I expect those larger cities with big culinary reputations to dominate their regions. While those who live here know how talented the chefs are in this area, it’s satisfying to see the Triangle’s food scene getting that kind of national attention.
I talked earlier this year to Providence Cicero, a Seattle restaurant critic who chairs the restaurant and chef awards committee. She explained the process: A committee of 17 people, mainly food critics and writers, with the help of 25 judges in each of the 10 regions, narrows down a list of 38,000 chefs nominated by the public. From that, they choose the semifinalists. No one makes the list of semifinalists without a committee member or regional judge having dined at the restaurant or eaten the chef’s food. To make the cut from 38,000 entries to about 400 semifinalists is quite an accomplishment.
“Just to be in that group is a huge honor,” Cicero said.
When I think about how hard that is, I marvel that chef Aaron Vandemark of Panciuto in Hillsborough has been a semifinalist four years in a row. Hillsborough is a trek for people who live in Raleigh, and yet he has impressed enough of those regional judges and committee members to remain a semifinalist.
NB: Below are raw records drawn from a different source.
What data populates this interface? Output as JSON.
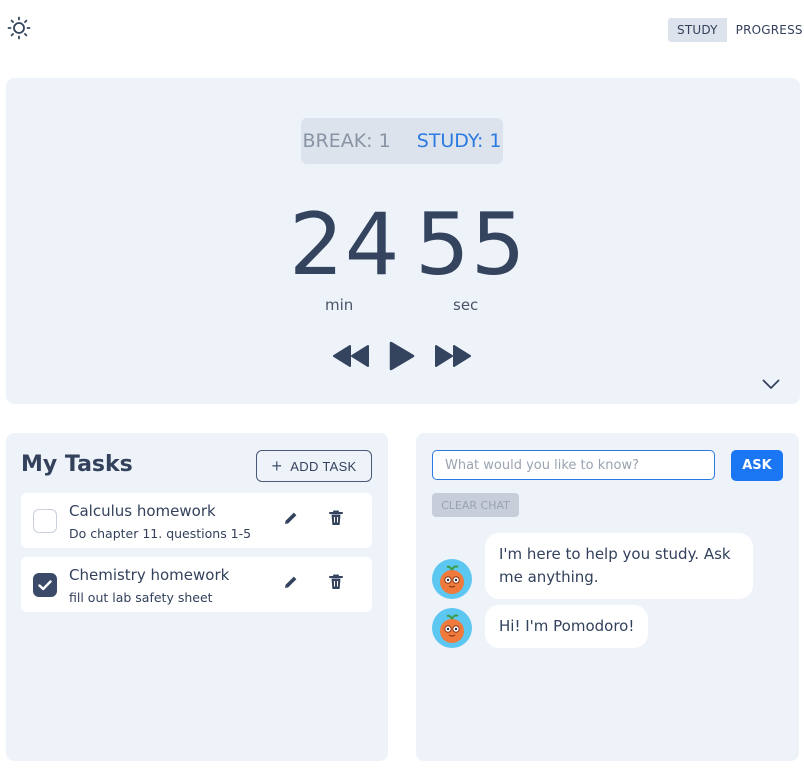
{
  "header": {
    "theme_icon": "sun-icon",
    "modes": [
      {
        "label": "STUDY",
        "active": true
      },
      {
        "label": "PROGRESS",
        "active": false
      }
    ]
  },
  "timer": {
    "break_label": "BREAK: 1",
    "study_label": "STUDY: 1",
    "minutes": "24",
    "seconds": "55",
    "min_unit": "min",
    "sec_unit": "sec",
    "controls": [
      "rewind-icon",
      "play-icon",
      "fast-forward-icon"
    ],
    "expand_icon": "chevron-down-icon"
  },
  "tasks": {
    "title": "My Tasks",
    "add_label": "ADD TASK",
    "items": [
      {
        "title": "Calculus homework",
        "subtitle": "Do chapter 11. questions 1-5",
        "done": false
      },
      {
        "title": "Chemistry homework",
        "subtitle": "fill out lab safety sheet",
        "done": true
      }
    ]
  },
  "chat": {
    "input_placeholder": "What would you like to know?",
    "ask_label": "ASK",
    "clear_label": "CLEAR CHAT",
    "messages": [
      {
        "text": "I'm here to help you study. Ask me anything."
      },
      {
        "text": "Hi! I'm Pomodoro!"
      }
    ]
  },
  "colors": {
    "accent": "#1a76f2",
    "study": "#2a7ae2",
    "card_bg": "#eef3fa",
    "text_dark": "#34435e"
  }
}
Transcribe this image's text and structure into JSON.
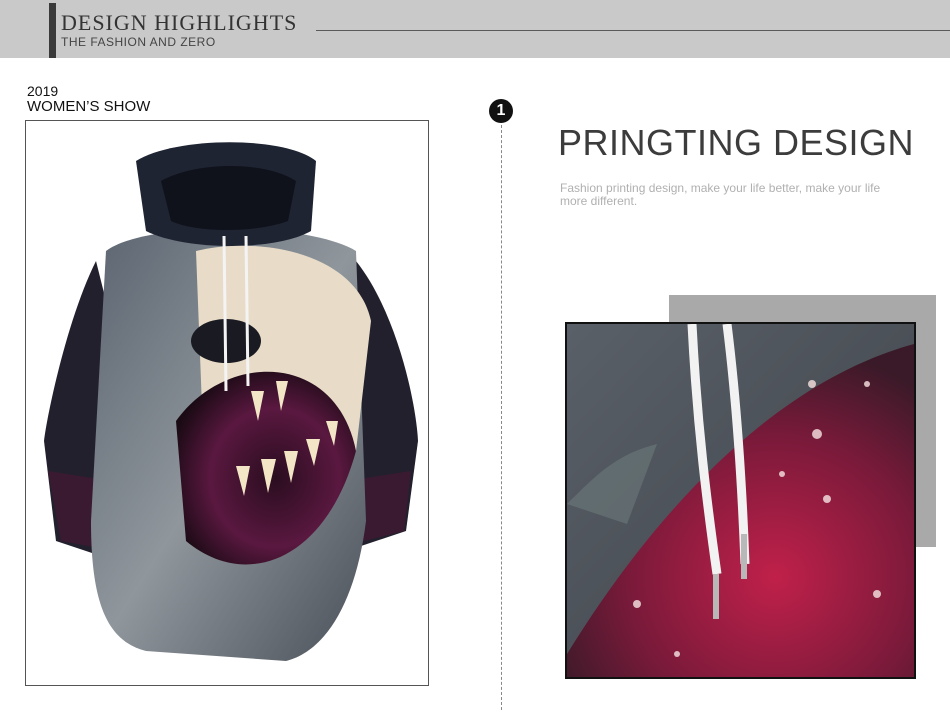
{
  "banner": {
    "title": "DESIGN  HIGHLIGHTS",
    "subtitle": "THE FASHION AND ZERO"
  },
  "show": {
    "year": "2019",
    "label": "WOMEN’S SHOW"
  },
  "step": {
    "number": "1"
  },
  "feature": {
    "heading": "PRINGTING DESIGN",
    "description": "Fashion printing design, make your life better, make your life\n more different."
  },
  "colors": {
    "banner_bg": "#c9c9c9",
    "accent_bar": "#3a3a3a",
    "heading": "#3c3c3c",
    "description": "#b0b0b0"
  }
}
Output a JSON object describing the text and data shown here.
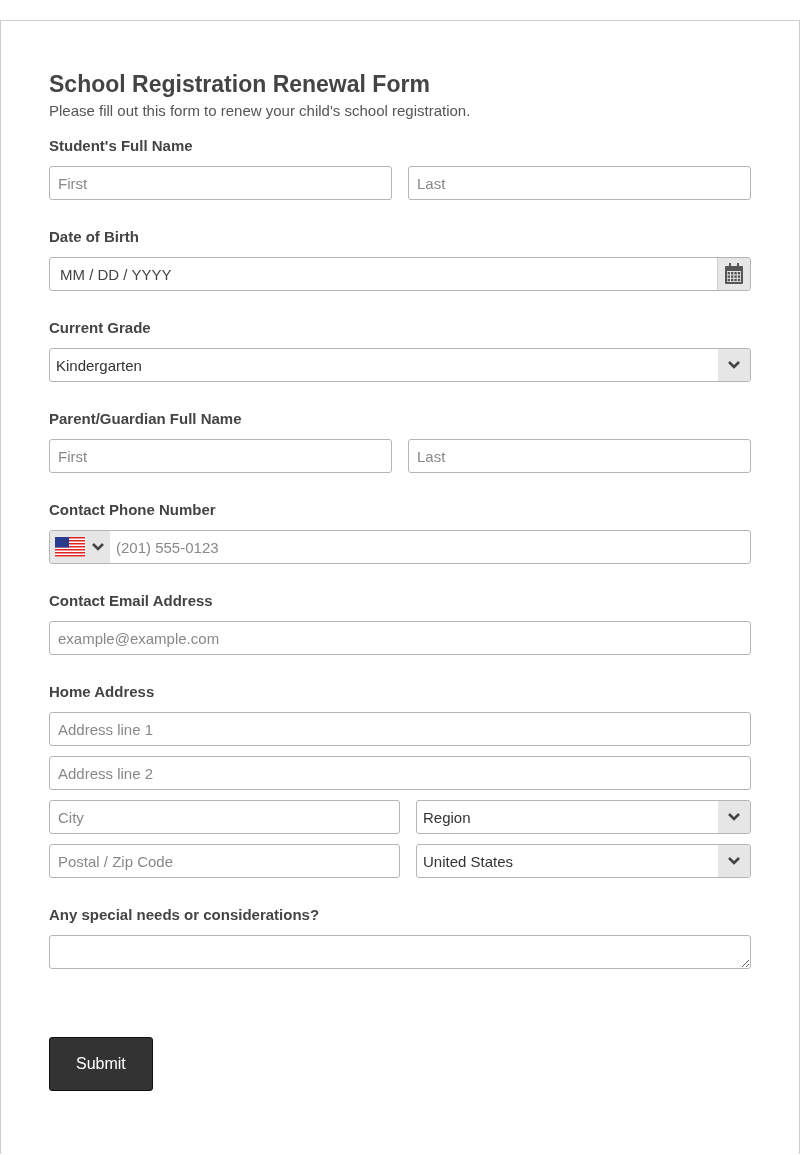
{
  "form": {
    "title": "School Registration Renewal Form",
    "subtitle": "Please fill out this form to renew your child's school registration.",
    "fields": [
      {
        "label": "Student's Full Name",
        "rows": [
          [
            {
              "kind": "text",
              "placeholder": "First"
            },
            {
              "kind": "text",
              "placeholder": "Last"
            }
          ]
        ]
      },
      {
        "label": "Date of Birth",
        "rows": [
          [
            {
              "kind": "date",
              "placeholder": "MM / DD / YYYY"
            }
          ]
        ]
      },
      {
        "label": "Current Grade",
        "rows": [
          [
            {
              "kind": "select",
              "value": "Kindergarten"
            }
          ]
        ]
      },
      {
        "label": "Parent/Guardian Full Name",
        "rows": [
          [
            {
              "kind": "text",
              "placeholder": "First"
            },
            {
              "kind": "text",
              "placeholder": "Last"
            }
          ]
        ]
      },
      {
        "label": "Contact Phone Number",
        "rows": [
          [
            {
              "kind": "phone",
              "placeholder": "(201) 555-0123"
            }
          ]
        ]
      },
      {
        "label": "Contact Email Address",
        "rows": [
          [
            {
              "kind": "text",
              "placeholder": "example@example.com"
            }
          ]
        ]
      },
      {
        "label": "Home Address",
        "rows": [
          [
            {
              "kind": "text",
              "placeholder": "Address line 1"
            }
          ],
          [
            {
              "kind": "text",
              "placeholder": "Address line 2"
            }
          ],
          [
            {
              "kind": "text",
              "placeholder": "City"
            },
            {
              "kind": "select",
              "value": "Region"
            }
          ],
          [
            {
              "kind": "text",
              "placeholder": "Postal / Zip Code"
            },
            {
              "kind": "select",
              "value": "United States"
            }
          ]
        ]
      },
      {
        "label": "Any special needs or considerations?",
        "rows": [
          [
            {
              "kind": "textarea"
            }
          ]
        ]
      }
    ],
    "submit": "Submit"
  }
}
It’s even harder to become a finalist, as Christensen has done. The list of 400 semifinalists becomes the ballot for the larger pool of judges made up of committee members, the regional judges and all previous James Beard award winners. A chef becomes a finalist for an award by getting enough of that pool of 600 judges to eat their food or dine at their restaurant to be able to vote for them. The winner, of course, got the most votes.
That’s where Christensen has an advantage over Vandemark. She runs a small restaurant empire in Raleigh. He runs one fine-dining restaurant. Christensen can leave her restaurants in able hands to go cook at food and wine festivals in Atlanta, Charleston or Aspen, increasing the likelihood that a James Beard judge will taste her food. Vandemark is essentially a one-man show with a small crew of kitchen help and cannot leave his restaurant to do that.
I had lunch with Vandamark recently. We talked about a number of things: what I had learned about the James Beard voting process, how hard it likely would be for him to become a finalist and what it might be like one day if and when he’s no longer on that list of semifinalists.
I also learned something astounding to me: Reservations at Panciuto are easy to come by on Wednesday and Thursday nights.